Consider the potential function \(\phi(x,y)=xe^{-x^2-y^2}\). Find the gradient field for this function.

We can graph this vector field, as we did with the others, in Matlab, by defining it using the gradient function:

>> [x,y]=meshgrid(-2:0.2:2,-2:0.2:2); >> z=x.*exp(-x.^2-y.^2); >> [u,v]=gradient(z); >> quiver(x,y,u,v)

The resulting graph is shown below.

- Find the gradient field for the potential function \(\phi(x,y) = x^2y-y^2x\).
- Find the gradient field for the potential function \(\phi(x,y) = \sqrt{xy}\).
- Find the gradient field for the potential function \(\phi(x,y,z) = \dfrac{1}{2}(x^2+y^2+z^2)\).
- Find the gradient field for the potential function \(\phi(x,y,z) = \ln(1+x^2+y^2+z^2)\).

\(\nabla \phi (x,y) = \langle 2xy-y^2,x^2-2xy \rangle\)

\(\nabla \phi (x,y) = \dfrac{1}{\sqrt{xy}} \langle y,x \rangle\)

\(\nabla \phi (x,y,z) = \langle x,y,z \rangle\)

\(\nabla \phi (x,y,z) = \dfrac{1}{1+x^2+y^2+z^2} \langle 2x,2y,2z \rangle\)

Recall that the gradient points in the direction of steepest ascent along a function, and if we travel orthogonally to the gradient, the elevation doesn't change. Therefore, the gradient is orthogonal to the level curves of the function. We can observe this graphically by graphing the gradient field and the level curves (using the contour command in Matlab) on the same plot.
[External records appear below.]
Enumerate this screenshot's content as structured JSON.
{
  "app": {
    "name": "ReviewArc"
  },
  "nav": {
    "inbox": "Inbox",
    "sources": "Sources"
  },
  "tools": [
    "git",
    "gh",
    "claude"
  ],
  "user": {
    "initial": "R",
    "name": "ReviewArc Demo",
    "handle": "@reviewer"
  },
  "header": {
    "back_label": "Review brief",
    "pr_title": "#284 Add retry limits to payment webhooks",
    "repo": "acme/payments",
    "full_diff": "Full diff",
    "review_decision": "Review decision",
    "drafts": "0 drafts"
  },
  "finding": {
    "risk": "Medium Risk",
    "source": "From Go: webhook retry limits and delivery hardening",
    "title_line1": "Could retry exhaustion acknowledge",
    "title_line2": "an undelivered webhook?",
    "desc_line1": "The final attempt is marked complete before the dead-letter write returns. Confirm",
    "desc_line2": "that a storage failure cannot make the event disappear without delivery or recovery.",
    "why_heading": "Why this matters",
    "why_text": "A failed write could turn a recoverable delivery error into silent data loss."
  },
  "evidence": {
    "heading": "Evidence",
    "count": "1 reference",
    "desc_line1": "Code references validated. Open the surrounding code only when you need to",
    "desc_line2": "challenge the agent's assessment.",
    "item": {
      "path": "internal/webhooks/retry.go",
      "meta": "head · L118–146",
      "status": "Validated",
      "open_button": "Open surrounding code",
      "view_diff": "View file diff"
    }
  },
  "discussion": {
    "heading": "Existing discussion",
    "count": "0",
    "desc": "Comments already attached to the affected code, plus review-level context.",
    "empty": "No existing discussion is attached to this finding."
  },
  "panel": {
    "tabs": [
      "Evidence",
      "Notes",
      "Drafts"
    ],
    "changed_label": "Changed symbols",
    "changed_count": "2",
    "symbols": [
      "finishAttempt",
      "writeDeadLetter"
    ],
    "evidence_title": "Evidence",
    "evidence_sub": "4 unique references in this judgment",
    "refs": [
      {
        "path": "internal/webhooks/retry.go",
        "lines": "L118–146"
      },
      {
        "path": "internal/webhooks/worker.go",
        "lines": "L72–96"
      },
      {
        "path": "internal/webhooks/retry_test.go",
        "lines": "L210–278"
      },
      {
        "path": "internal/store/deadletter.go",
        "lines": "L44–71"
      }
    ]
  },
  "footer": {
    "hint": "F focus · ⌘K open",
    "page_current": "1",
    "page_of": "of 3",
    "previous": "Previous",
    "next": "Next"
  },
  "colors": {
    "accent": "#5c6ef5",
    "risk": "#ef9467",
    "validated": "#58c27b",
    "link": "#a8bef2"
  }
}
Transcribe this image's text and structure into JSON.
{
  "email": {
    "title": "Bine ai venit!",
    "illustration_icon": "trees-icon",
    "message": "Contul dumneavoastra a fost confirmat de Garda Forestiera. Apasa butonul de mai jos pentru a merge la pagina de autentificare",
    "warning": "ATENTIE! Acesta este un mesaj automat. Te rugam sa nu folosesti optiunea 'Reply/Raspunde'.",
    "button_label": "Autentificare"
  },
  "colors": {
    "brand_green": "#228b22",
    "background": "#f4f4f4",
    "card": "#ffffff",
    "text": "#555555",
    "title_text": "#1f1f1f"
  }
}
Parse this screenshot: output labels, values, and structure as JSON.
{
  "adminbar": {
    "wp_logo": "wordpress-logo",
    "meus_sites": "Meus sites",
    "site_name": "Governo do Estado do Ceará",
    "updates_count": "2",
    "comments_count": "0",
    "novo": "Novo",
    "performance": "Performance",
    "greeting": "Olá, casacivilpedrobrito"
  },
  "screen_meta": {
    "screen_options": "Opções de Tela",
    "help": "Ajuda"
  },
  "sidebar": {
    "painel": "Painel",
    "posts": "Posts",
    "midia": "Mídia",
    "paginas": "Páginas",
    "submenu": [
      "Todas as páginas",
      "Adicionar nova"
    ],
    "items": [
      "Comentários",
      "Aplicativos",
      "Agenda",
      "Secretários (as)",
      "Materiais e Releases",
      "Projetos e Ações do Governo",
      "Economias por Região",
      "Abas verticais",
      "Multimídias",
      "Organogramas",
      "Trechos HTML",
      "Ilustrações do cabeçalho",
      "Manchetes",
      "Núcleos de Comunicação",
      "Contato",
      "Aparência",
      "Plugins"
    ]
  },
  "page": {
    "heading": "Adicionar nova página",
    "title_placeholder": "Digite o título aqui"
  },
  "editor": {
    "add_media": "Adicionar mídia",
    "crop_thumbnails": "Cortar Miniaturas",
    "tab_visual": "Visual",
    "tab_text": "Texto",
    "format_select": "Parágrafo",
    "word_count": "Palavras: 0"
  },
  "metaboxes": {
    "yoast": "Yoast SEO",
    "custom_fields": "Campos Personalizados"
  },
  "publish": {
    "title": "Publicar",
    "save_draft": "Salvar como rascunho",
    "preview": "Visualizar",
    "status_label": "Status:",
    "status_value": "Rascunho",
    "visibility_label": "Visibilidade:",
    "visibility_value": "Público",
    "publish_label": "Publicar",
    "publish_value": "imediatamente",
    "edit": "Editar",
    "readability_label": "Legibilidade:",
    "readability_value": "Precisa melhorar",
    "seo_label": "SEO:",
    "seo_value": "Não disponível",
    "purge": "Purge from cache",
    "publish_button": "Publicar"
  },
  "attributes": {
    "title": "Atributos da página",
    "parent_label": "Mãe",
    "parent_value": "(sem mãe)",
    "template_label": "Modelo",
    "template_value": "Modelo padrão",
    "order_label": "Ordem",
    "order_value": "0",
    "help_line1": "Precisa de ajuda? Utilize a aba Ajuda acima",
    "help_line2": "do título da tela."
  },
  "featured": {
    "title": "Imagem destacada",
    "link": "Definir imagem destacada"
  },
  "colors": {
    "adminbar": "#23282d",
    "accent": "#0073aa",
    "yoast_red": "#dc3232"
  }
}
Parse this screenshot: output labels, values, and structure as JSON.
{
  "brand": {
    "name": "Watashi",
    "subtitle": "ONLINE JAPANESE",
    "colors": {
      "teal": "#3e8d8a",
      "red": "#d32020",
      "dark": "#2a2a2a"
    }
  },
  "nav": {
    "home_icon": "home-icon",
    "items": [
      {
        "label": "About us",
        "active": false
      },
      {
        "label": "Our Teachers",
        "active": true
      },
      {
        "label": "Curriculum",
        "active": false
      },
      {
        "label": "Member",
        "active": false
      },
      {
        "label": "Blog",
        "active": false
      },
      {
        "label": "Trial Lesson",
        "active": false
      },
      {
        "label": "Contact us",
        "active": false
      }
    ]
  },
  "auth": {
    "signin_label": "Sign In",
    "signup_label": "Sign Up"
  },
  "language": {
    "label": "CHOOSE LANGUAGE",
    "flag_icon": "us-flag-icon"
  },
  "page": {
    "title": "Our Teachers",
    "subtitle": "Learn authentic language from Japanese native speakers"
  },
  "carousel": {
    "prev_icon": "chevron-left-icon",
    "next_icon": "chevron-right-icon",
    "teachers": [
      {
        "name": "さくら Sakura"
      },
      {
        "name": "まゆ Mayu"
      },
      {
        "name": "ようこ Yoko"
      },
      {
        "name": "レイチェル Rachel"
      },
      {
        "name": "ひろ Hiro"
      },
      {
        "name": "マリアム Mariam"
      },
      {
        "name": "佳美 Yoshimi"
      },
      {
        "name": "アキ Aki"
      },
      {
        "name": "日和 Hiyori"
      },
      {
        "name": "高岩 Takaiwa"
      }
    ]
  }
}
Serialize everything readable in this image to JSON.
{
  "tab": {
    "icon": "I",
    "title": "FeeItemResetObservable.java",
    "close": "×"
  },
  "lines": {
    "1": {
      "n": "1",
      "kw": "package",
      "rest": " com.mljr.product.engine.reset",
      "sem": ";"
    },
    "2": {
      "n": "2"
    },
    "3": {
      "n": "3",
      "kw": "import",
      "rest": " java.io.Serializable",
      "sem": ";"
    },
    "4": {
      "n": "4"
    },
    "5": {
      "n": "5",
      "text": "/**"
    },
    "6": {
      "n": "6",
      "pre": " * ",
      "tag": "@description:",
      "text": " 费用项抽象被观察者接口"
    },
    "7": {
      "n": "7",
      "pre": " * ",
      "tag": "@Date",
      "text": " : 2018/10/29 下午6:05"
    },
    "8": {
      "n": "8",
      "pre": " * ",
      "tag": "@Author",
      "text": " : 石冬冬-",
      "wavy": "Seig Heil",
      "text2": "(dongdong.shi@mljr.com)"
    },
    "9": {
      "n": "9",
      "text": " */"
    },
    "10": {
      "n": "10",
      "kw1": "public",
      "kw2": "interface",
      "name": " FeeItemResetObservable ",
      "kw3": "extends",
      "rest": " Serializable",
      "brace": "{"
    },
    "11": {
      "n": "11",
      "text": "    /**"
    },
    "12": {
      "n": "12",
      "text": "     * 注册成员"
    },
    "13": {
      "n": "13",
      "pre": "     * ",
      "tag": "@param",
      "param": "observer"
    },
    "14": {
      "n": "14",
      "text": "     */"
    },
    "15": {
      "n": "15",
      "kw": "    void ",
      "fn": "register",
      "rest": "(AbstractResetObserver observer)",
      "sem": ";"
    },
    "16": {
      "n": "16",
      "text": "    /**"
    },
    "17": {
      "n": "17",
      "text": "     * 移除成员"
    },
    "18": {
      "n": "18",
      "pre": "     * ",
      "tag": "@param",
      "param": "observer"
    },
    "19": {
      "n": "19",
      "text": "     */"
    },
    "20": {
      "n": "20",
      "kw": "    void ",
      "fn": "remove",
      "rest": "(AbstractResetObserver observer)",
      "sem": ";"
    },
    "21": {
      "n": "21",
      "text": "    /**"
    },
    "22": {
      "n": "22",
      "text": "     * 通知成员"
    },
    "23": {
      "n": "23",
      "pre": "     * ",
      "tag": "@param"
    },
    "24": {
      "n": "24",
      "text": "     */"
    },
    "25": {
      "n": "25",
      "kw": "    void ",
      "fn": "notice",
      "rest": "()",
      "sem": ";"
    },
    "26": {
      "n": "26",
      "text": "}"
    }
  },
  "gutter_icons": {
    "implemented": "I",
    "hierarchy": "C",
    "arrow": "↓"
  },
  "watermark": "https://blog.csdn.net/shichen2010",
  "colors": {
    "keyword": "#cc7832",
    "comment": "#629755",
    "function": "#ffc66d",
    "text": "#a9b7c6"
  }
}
Consider the potential function \(\phi(x,y)=x^2+y^2\). Plot the gradient field and level curves on the same plot.

In Matlab:

>> [x,y]=meshgrid(-2:0.2:2,-2:0.2:2); >> z=x.^2+y.^2; >> [u,v]=gradient(z); >> quiver(x,y,u,v) >> hold on >> contour(x,y,z) >> axis equal

The graph is shown below.

Note how you can see that the vectors are orthogonal to the level curves.

Consider the potential function \(\phi(x,y)=xe^{-x^2-y^2}\). Plot the gradient field and level curves on the same plot.

In Matlab:

>> [x,y]=meshgrid(-2:0.2:2,-2:0.2:2); >> z=x.*exp(-x.^2-y.^2); >> [u,v]=gradient(z); >> quiver(x,y,u,v) >> hold on >> contour(x,y,z) >> axis equal

The graph is shown below.

This one is similar to a magnetic field that results from two point charges, one positive and one negative, where the vector at each point represents the magnetic force felt by a test charge at that point. The level curves represent lines of equal magnetic potential energy.